__Assignment__
For each line in the data below that has the word "title", copy that line.

Saved entries

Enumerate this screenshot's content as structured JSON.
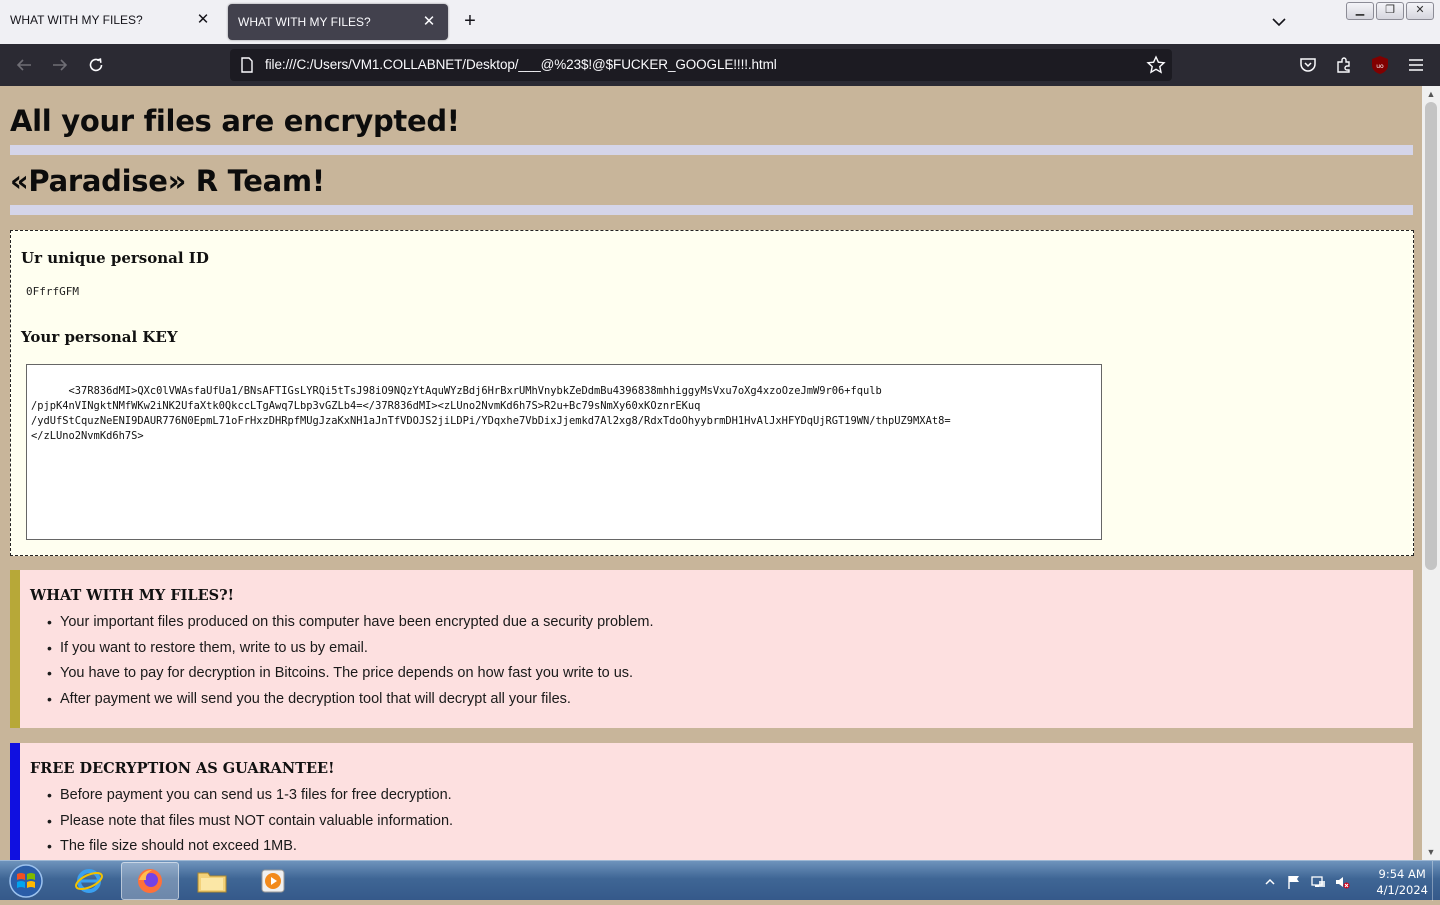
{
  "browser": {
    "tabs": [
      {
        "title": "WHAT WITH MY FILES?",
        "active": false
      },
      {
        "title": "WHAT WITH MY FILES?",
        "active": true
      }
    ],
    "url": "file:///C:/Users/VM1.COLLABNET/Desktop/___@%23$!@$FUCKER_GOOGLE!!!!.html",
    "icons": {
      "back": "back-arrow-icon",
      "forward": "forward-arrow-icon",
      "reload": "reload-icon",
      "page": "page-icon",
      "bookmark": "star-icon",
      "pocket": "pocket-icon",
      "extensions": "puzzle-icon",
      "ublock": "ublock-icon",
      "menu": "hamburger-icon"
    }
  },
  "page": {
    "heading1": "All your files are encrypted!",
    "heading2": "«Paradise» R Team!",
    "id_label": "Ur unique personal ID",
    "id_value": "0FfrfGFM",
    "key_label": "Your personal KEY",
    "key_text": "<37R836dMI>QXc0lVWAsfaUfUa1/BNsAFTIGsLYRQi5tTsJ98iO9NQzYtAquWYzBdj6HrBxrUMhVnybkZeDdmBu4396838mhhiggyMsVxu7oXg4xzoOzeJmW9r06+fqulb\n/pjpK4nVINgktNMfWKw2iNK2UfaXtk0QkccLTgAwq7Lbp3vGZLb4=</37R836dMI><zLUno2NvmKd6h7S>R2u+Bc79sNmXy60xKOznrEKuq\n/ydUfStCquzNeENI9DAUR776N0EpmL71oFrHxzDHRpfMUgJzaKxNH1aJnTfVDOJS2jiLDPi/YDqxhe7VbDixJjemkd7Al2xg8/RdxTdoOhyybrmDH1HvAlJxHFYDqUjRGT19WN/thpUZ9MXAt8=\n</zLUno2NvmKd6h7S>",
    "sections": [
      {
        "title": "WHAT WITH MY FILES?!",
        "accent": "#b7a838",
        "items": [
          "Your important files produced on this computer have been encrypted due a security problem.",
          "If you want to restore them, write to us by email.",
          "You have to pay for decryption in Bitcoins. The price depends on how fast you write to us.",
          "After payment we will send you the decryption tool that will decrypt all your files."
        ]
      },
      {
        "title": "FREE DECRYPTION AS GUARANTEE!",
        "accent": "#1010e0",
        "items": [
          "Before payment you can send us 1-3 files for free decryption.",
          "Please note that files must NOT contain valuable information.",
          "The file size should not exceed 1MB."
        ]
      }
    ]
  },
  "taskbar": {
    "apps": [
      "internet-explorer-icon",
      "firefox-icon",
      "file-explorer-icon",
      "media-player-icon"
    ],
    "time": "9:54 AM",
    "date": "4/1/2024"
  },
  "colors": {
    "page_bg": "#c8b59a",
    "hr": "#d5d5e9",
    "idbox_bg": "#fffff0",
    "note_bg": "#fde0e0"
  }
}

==

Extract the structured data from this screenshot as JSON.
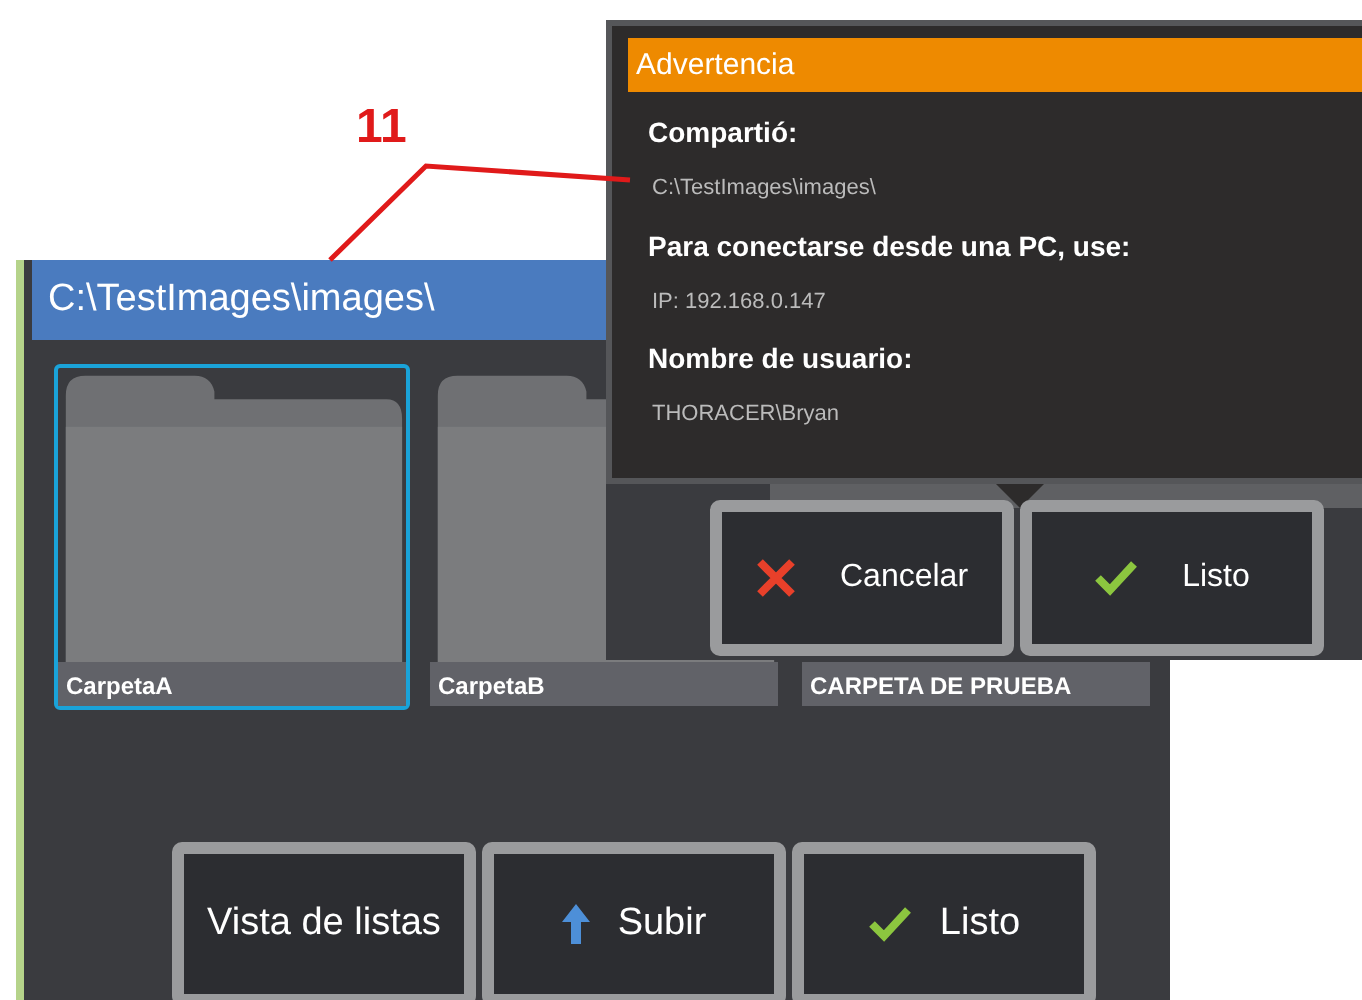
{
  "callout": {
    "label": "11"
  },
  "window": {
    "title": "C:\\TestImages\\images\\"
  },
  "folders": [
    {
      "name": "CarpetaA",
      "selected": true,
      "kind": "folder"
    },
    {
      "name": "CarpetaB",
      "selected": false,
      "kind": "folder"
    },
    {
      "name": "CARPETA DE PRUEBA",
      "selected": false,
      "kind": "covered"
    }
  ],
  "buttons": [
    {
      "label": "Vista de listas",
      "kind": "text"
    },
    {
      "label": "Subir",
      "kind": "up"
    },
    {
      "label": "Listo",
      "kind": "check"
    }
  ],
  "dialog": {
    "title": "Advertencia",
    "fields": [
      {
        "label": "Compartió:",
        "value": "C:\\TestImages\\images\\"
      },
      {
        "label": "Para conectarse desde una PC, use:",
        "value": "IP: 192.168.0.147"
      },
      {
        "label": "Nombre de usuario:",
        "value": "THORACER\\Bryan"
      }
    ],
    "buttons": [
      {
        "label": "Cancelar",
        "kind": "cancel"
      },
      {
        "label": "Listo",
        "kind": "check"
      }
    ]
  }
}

__Task answer__
        "title": "WHAT WITH MY FILES?",
        "title": "WHAT WITH MY FILES?",
        "title": "WHAT WITH MY FILES?!",
        "title": "FREE DECRYPTION AS GUARANTEE!",
    "title": "C:\\TestImages\\images\\"
    "title": "Advertencia",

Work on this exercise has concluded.